- _TASK ITEM_: Each line holding the string "content" is to be copied from the data.

- _TASK INPUTS_:
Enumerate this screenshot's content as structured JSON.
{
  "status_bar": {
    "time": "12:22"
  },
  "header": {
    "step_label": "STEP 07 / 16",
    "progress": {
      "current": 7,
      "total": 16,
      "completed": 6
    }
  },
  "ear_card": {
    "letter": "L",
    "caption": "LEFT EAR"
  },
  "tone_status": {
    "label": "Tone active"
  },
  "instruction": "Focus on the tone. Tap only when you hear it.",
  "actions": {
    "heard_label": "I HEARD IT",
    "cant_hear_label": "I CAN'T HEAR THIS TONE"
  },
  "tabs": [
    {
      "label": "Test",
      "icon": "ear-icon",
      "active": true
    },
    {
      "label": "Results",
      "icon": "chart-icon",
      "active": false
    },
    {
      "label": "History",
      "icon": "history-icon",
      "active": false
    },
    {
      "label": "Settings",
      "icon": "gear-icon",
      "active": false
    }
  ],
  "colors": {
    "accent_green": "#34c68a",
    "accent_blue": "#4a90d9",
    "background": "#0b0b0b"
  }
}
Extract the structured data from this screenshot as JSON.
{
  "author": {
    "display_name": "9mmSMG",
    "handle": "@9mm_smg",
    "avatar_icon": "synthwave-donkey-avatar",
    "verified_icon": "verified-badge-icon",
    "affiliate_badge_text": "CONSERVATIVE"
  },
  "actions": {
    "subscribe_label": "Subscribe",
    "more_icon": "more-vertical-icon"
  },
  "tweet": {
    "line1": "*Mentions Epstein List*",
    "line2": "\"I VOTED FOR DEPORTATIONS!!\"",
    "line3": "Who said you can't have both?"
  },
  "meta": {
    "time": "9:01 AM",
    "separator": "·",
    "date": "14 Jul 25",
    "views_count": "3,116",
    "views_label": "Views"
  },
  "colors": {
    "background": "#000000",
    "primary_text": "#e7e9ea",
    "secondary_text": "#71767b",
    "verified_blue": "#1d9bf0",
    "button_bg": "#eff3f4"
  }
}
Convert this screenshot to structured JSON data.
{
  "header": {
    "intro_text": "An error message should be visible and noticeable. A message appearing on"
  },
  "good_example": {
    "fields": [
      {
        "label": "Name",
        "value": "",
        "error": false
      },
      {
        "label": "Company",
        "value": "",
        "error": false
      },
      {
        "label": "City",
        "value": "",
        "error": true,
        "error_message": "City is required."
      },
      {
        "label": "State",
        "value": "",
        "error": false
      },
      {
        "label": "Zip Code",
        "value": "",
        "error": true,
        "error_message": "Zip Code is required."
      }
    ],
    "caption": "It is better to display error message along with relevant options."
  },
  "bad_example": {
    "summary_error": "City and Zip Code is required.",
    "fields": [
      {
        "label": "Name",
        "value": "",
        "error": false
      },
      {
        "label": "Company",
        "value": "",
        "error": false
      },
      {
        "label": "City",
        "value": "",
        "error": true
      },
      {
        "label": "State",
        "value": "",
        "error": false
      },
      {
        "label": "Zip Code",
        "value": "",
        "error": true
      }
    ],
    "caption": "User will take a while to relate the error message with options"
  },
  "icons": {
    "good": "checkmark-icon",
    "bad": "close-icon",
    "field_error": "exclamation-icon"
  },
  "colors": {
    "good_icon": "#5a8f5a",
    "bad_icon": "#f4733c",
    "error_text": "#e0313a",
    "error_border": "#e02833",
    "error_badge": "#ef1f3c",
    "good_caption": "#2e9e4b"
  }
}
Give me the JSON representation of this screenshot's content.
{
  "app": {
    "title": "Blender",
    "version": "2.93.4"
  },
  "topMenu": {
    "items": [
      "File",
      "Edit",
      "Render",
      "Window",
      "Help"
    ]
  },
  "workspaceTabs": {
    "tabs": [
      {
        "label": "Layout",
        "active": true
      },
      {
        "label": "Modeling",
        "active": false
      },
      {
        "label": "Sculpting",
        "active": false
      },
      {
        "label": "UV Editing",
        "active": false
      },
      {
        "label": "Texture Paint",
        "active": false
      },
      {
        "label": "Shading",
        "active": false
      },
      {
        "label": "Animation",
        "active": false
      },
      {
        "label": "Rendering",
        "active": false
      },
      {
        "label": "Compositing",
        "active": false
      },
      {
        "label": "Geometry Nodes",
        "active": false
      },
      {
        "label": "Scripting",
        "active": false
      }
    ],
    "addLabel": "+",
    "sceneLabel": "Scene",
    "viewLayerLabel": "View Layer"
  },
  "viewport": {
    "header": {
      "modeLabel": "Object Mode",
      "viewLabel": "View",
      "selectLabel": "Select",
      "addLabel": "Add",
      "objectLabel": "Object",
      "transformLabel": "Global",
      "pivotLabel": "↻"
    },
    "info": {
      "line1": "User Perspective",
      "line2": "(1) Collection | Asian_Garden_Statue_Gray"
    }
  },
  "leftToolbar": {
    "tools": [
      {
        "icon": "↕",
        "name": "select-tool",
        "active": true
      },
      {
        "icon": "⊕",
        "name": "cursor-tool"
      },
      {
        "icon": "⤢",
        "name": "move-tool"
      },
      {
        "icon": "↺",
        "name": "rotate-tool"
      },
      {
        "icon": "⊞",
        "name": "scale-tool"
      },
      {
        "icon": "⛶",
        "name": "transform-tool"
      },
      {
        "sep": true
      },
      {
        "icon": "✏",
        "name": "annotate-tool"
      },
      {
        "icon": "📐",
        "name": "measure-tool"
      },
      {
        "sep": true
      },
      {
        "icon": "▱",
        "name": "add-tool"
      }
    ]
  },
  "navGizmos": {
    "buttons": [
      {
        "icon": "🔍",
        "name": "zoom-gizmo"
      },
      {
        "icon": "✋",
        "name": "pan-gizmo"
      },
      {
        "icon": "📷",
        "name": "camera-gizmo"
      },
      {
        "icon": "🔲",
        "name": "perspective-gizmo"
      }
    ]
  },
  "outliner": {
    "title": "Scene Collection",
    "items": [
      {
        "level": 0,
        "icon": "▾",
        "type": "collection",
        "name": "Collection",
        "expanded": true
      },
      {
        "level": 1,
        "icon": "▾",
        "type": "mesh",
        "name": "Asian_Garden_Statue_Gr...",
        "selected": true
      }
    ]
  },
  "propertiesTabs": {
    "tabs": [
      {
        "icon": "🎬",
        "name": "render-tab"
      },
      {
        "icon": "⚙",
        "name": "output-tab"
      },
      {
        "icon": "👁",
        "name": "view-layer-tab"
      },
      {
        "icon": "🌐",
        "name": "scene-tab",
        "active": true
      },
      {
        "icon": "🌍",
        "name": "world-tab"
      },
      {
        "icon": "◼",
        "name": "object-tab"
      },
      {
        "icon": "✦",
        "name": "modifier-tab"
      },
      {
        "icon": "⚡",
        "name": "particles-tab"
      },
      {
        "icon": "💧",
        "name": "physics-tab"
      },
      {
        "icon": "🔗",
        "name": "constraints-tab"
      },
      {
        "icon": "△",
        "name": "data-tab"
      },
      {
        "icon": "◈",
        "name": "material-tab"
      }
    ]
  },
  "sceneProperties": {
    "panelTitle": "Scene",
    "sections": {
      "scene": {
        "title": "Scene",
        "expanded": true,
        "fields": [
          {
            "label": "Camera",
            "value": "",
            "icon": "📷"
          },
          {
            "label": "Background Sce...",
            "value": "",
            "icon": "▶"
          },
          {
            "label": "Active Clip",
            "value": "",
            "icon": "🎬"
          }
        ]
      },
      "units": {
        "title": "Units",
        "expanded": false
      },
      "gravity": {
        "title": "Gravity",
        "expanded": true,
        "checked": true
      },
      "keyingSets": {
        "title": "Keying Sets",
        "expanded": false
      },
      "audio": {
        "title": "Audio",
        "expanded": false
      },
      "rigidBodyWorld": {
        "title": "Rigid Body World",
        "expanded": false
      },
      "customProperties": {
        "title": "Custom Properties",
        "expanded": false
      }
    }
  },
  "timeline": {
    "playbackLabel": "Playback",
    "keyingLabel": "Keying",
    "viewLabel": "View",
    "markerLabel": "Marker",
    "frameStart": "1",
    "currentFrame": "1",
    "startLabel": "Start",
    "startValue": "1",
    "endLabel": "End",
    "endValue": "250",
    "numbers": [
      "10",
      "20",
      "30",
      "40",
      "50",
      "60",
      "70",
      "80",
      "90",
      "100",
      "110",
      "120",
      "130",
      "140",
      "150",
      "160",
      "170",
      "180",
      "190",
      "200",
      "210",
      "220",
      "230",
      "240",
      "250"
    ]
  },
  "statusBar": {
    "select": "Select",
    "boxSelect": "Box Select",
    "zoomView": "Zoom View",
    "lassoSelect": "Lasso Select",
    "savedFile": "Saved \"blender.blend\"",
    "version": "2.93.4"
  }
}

- _WRITTEN RESPONSE_:
Enumerate this screenshot's content as structured JSON.
Give me the JSON representation of this screenshot's content.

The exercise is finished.